Skills learned through expanded STEM education will be translatable to numerous infrastructure and industrial applications such as desalination plants, hydrogen production facilities, manufacturing facilities, industrial complexes, thermal energy storage systems, battery and chemical storage systems, etc. As the education system upgrades, the benefits will sustain the continued growth for many years to come. But without the education system in place, social challenges are likely to continue and money will exit a country via outsourcing to support higher technology work that should rightfully be returning to citizens.
The education system should not just focus on university matriculation – there will be a tremendous need for technical and vocational education and training (TVET). Strong STEM education in the younger years will lead to both college-educated personnel and the equally important trade skills that are vital to construction, operation, and decommissioning of complex large projects. There will be tremendous opportunities for welders, mechanics, carpenters, boilermakers, plumbers, pipefitters, ironworkers, masons, etc. Trade schools must develop in parallel.
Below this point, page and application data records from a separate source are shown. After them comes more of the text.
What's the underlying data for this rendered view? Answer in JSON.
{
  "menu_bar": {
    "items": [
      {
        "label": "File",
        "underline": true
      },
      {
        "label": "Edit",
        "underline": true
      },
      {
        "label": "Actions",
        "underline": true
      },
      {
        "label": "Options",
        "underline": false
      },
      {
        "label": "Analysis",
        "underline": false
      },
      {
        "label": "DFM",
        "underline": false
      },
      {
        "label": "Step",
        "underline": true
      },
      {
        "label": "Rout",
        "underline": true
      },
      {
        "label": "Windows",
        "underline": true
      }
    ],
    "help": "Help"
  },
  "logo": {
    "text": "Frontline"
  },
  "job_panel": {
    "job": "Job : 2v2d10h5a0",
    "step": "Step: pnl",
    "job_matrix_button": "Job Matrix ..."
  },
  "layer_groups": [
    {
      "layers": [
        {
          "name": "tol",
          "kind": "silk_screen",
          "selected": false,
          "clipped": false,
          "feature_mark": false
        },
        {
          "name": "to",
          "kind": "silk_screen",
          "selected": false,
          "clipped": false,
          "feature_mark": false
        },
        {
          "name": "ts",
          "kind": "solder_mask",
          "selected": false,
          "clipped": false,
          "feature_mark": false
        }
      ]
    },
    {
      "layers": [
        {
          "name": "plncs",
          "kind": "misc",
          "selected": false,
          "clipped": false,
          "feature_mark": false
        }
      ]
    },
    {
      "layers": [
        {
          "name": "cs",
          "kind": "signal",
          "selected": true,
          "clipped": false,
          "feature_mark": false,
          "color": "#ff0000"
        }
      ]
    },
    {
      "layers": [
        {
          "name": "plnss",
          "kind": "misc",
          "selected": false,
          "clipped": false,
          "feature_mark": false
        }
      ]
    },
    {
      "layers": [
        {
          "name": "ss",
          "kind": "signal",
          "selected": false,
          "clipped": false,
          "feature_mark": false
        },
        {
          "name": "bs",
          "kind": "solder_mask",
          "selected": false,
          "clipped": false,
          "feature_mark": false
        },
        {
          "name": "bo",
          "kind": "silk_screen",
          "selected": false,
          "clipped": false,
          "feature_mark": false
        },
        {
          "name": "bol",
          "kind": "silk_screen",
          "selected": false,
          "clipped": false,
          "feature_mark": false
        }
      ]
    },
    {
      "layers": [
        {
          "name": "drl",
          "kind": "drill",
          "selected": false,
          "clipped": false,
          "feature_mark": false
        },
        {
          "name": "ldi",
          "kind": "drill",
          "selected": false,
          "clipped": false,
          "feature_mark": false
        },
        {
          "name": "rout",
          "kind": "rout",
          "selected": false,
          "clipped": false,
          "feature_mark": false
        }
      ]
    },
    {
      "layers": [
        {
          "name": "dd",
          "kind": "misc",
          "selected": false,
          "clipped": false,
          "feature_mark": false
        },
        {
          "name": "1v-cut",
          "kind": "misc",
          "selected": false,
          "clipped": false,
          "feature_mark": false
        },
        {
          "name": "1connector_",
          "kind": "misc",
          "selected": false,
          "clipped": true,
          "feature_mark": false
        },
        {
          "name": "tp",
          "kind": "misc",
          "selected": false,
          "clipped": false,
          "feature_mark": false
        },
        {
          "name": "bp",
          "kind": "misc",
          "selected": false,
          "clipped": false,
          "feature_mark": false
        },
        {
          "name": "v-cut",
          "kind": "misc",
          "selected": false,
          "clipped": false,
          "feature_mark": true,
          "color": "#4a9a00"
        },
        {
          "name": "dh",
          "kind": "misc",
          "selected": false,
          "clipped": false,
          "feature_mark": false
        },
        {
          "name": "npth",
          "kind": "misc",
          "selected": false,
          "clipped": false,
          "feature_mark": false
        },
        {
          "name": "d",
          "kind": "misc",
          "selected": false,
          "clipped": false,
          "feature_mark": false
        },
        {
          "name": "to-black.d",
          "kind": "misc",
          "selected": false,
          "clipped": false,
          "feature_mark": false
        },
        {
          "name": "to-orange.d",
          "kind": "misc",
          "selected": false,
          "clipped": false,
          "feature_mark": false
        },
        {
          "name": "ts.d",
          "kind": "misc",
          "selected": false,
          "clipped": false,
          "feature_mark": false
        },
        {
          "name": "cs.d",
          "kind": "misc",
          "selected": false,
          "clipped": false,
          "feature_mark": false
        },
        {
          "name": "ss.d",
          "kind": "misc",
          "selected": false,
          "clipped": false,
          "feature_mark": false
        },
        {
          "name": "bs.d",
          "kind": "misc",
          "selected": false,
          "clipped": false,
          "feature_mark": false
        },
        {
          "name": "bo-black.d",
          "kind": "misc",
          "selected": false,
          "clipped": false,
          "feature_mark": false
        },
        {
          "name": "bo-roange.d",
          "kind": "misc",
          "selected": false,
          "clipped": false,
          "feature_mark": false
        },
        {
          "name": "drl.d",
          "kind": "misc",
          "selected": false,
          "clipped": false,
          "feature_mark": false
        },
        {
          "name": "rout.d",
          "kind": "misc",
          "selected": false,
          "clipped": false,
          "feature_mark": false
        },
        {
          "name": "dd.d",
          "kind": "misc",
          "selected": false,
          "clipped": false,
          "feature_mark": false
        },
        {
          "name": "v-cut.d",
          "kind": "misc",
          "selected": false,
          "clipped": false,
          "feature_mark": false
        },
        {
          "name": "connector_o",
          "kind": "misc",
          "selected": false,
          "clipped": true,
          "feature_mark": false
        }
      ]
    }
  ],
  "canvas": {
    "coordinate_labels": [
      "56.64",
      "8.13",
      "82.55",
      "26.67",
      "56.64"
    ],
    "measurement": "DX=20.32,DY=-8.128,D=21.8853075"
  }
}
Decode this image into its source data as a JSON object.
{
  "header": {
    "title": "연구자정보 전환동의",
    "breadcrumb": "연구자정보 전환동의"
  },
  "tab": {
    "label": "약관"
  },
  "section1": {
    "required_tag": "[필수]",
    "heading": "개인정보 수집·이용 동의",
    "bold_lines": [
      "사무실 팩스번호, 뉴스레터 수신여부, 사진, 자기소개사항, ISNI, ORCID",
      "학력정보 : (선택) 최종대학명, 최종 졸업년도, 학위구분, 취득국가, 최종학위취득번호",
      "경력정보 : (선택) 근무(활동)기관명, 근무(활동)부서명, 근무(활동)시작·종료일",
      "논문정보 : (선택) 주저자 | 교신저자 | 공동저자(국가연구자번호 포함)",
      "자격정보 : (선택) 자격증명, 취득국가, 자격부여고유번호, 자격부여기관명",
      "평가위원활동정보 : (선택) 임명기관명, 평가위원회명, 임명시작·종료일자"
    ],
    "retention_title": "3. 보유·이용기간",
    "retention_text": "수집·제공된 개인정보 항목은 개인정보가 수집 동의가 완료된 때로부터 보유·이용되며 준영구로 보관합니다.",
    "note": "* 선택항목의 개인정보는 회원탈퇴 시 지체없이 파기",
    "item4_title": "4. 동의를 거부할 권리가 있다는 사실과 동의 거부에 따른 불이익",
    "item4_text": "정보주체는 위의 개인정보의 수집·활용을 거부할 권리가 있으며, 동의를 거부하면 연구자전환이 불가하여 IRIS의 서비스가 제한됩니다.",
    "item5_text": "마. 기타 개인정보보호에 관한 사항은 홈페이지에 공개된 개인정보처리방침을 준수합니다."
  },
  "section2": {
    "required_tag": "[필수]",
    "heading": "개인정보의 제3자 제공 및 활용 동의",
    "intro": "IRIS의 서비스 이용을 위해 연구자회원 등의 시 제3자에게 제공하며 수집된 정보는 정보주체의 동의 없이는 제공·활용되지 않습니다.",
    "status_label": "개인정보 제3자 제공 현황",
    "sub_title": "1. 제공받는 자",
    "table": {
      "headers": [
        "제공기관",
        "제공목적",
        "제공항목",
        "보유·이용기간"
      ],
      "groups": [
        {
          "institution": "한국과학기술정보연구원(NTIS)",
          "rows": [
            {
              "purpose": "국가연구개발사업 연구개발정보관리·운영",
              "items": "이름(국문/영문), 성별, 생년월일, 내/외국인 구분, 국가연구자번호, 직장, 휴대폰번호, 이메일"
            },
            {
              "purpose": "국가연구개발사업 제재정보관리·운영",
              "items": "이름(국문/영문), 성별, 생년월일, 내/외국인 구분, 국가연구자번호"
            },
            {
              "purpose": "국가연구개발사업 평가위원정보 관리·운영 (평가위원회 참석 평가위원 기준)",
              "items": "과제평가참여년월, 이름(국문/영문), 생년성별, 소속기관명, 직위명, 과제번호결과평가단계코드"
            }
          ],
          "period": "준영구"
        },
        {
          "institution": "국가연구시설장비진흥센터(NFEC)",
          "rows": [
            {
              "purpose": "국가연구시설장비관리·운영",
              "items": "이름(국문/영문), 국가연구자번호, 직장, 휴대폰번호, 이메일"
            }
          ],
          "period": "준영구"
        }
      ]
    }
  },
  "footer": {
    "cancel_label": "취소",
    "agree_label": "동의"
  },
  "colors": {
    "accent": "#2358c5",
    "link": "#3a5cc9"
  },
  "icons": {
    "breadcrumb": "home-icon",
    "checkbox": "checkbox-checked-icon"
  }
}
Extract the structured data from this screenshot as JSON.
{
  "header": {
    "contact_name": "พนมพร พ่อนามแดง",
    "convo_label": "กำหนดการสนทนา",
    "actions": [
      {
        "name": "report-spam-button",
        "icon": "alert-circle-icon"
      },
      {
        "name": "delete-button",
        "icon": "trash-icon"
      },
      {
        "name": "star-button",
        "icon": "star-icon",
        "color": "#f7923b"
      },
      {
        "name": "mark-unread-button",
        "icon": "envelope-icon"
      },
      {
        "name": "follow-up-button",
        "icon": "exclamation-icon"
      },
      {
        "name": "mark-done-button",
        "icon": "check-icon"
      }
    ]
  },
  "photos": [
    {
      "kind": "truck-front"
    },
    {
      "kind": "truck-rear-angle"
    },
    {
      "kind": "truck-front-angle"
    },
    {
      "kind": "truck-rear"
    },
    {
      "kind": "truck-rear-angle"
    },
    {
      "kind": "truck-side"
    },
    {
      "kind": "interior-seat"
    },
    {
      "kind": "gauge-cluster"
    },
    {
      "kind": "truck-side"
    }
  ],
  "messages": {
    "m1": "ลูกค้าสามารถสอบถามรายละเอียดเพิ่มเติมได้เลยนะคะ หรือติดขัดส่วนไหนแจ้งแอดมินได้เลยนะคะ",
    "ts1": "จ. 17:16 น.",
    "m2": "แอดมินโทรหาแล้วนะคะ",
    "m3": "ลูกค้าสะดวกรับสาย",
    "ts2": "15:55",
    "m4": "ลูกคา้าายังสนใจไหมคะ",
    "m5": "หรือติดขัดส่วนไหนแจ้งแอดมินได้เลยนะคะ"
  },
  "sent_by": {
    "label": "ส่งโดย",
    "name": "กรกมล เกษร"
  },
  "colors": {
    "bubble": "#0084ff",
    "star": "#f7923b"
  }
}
Already, numerous Ready by 2030 countries in Asia, Europe, and North America have established programs designed to accept and financially support students from developing countries for college education. These students then have the opportunity to receive high-level education which they can bring back to their native country to support development and growth – and future training of subsequent generations. In the U.S., similar programs made the news in mid-2020 when the Trump Administration added new restrictions to the student visa program because of COVID-19, with U.S. universities immediately protesting the changes. These international training programs support the growth and improvement of education systems that have a long-term positive affect in the home countries.
For any generation plant, education is a key factor. Wind and solar plants have far more employment opportunities during the design and construction phases than they do once plants are operational. Since wind and solar plants only have infrequent planned maintenance, trained personnel have limited long-term employment options unless there is a steady supply of construction opportunities. From a social improvement perspective, wind and solar are more limited over their lifecycle in comparison to nuclear plants which can provide hundreds of well-paying generational jobs for 80-100 years per site. One non-emitting generation type is not the answer – it must be a combination.
This diversification (similar to money investing) will have the greatest long-term social impact by spreading the benefits across more people and making the system self-sufficient.
Social and economic criteria are obviously two very important factors but there is another major factor interspersed through all the criteria – energy security. The drive to avoid undue dependence on a foreign energy source(s) has driven policy decisions for many years/centuries. Next, we will look at the challenges these same countries have balancing their energy independence and security with the desire to increase non-emitting generation sources. Stay tuned!
John Valentino is the International Clients Director at Centrus Energy and graduate of ESCP Business School’s Executive Master in Energy Management (Class of 2019).
The views and opinions expressed in this article are those of the author and do not necessarily reflect the position of ESCP Business School.